What is being asked: Whenever the word "Pride" appears in a line of the data below, copy that line.

[Stored data]

* * * *

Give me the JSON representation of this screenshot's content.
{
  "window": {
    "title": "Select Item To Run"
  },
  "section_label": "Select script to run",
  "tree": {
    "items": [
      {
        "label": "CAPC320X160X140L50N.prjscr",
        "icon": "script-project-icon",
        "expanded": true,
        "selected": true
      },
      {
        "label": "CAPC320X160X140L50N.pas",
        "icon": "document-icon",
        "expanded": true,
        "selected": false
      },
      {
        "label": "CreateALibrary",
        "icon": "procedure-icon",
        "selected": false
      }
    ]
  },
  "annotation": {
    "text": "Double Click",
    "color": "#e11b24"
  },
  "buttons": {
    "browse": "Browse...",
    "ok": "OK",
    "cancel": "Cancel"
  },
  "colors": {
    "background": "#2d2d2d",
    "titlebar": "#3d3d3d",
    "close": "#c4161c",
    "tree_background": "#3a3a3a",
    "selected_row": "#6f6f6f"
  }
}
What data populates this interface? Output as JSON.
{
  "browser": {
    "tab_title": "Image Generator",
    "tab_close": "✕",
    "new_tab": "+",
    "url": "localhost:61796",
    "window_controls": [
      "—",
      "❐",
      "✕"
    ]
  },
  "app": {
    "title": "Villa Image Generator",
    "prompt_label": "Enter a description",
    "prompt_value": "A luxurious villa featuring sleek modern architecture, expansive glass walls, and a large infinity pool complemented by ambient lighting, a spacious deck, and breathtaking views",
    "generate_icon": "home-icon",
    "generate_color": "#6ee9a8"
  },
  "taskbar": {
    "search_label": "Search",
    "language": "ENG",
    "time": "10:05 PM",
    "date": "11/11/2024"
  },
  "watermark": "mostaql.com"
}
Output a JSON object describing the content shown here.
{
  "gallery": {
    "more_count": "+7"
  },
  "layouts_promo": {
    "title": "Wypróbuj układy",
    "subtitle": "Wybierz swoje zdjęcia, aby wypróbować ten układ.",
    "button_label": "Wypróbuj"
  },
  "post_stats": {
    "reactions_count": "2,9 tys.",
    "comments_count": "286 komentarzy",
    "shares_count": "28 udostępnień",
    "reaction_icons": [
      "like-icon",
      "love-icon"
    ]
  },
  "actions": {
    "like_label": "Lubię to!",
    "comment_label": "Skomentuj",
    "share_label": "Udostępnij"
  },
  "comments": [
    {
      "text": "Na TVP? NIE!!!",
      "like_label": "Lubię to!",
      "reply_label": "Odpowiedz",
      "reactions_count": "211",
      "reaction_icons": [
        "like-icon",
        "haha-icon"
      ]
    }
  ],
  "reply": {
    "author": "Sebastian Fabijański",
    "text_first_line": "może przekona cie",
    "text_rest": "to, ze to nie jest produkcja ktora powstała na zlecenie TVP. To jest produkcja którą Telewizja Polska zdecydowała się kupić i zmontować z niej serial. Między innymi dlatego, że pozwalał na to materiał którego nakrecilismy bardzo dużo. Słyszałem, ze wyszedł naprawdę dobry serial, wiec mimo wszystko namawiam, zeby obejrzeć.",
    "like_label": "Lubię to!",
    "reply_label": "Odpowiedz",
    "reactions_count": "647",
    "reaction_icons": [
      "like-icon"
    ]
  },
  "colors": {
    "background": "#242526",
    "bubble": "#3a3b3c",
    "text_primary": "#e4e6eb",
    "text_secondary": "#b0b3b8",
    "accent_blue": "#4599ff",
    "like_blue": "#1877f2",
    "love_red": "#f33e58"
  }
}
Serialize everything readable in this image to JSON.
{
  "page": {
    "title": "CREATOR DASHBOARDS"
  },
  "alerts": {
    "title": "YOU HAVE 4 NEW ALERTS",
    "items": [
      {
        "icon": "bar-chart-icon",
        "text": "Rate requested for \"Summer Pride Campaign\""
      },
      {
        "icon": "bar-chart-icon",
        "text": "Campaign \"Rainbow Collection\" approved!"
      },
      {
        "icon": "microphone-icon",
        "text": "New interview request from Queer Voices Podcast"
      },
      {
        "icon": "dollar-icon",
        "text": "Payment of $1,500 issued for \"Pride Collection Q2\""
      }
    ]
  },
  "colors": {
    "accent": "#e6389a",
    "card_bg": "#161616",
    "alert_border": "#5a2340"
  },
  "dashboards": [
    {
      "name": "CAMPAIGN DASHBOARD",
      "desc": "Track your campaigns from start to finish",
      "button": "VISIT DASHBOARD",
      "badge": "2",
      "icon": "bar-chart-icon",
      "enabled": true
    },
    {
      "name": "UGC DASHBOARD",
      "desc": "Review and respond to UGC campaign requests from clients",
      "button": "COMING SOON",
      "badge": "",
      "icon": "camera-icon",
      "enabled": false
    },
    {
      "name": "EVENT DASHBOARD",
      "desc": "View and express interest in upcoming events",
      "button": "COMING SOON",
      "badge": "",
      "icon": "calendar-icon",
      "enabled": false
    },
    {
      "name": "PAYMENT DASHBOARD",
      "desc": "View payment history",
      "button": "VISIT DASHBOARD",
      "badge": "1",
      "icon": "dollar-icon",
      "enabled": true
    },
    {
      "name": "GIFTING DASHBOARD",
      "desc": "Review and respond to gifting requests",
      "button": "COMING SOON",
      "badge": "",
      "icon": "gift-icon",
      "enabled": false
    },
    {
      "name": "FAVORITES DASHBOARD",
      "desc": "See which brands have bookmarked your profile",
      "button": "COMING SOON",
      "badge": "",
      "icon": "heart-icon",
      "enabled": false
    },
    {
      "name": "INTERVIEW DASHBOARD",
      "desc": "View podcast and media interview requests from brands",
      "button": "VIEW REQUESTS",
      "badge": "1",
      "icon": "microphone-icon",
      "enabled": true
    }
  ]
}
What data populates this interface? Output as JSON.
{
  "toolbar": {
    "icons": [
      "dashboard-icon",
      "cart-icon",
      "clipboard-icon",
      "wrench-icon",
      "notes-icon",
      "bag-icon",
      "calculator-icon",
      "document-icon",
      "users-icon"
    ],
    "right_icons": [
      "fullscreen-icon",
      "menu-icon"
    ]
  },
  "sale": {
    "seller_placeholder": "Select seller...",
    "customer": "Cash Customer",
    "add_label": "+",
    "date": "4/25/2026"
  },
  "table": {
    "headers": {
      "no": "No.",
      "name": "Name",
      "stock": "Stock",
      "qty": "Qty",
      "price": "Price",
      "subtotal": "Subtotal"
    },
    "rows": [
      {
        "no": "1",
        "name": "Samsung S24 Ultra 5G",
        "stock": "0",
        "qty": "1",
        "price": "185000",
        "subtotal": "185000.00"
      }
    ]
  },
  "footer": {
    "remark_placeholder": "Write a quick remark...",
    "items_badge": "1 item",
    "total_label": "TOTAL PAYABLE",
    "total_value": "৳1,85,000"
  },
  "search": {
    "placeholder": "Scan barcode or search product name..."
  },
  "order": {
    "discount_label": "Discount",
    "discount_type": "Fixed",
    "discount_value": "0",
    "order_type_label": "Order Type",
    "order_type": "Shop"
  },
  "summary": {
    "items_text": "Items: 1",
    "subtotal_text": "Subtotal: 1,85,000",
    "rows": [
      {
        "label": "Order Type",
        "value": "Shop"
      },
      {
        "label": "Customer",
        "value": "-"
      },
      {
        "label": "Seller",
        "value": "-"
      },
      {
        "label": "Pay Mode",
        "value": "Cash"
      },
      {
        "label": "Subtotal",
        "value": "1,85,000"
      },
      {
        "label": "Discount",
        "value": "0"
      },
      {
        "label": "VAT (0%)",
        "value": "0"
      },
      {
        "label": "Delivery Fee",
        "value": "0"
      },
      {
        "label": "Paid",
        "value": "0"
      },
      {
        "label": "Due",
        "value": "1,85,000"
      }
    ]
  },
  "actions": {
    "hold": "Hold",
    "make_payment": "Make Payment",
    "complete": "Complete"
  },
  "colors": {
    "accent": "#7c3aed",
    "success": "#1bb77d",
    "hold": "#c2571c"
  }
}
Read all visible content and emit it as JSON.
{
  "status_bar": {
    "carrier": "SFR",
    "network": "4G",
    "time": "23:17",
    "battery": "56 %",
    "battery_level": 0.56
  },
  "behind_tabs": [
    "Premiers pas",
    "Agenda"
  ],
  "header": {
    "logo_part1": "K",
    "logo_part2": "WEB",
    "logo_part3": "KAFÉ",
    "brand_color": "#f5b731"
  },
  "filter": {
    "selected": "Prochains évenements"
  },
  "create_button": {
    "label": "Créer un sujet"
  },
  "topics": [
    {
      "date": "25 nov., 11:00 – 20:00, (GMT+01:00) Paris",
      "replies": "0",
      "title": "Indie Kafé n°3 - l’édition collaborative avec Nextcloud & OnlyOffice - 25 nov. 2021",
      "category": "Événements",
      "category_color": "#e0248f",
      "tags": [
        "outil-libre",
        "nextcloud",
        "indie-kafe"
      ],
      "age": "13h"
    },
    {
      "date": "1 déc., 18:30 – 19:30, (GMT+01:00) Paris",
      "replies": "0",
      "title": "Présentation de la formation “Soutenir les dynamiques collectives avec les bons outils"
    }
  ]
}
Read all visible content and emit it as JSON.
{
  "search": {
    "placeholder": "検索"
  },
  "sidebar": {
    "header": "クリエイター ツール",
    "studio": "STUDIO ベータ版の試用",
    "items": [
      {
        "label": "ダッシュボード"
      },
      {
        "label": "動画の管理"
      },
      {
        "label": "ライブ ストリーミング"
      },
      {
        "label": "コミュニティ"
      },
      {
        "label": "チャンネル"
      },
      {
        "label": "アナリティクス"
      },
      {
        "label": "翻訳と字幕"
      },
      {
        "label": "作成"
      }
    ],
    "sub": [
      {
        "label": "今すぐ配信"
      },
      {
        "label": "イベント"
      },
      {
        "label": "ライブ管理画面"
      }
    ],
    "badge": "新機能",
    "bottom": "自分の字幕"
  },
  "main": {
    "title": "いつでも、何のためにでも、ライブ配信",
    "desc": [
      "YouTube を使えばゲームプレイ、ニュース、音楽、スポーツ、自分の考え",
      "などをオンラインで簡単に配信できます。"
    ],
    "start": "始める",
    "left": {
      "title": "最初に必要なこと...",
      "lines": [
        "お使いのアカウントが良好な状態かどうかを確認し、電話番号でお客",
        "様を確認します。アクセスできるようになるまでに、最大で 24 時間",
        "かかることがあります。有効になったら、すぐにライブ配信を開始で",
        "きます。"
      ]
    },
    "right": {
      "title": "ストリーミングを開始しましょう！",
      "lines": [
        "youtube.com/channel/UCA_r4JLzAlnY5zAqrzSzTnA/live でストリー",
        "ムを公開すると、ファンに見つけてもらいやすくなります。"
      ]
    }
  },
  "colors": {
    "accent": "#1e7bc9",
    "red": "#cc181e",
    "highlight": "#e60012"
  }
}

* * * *

Response area:
        "text": "Rate requested for \"Summer Pride Campaign\""
        "text": "Payment of $1,500 issued for \"Pride Collection Q2\""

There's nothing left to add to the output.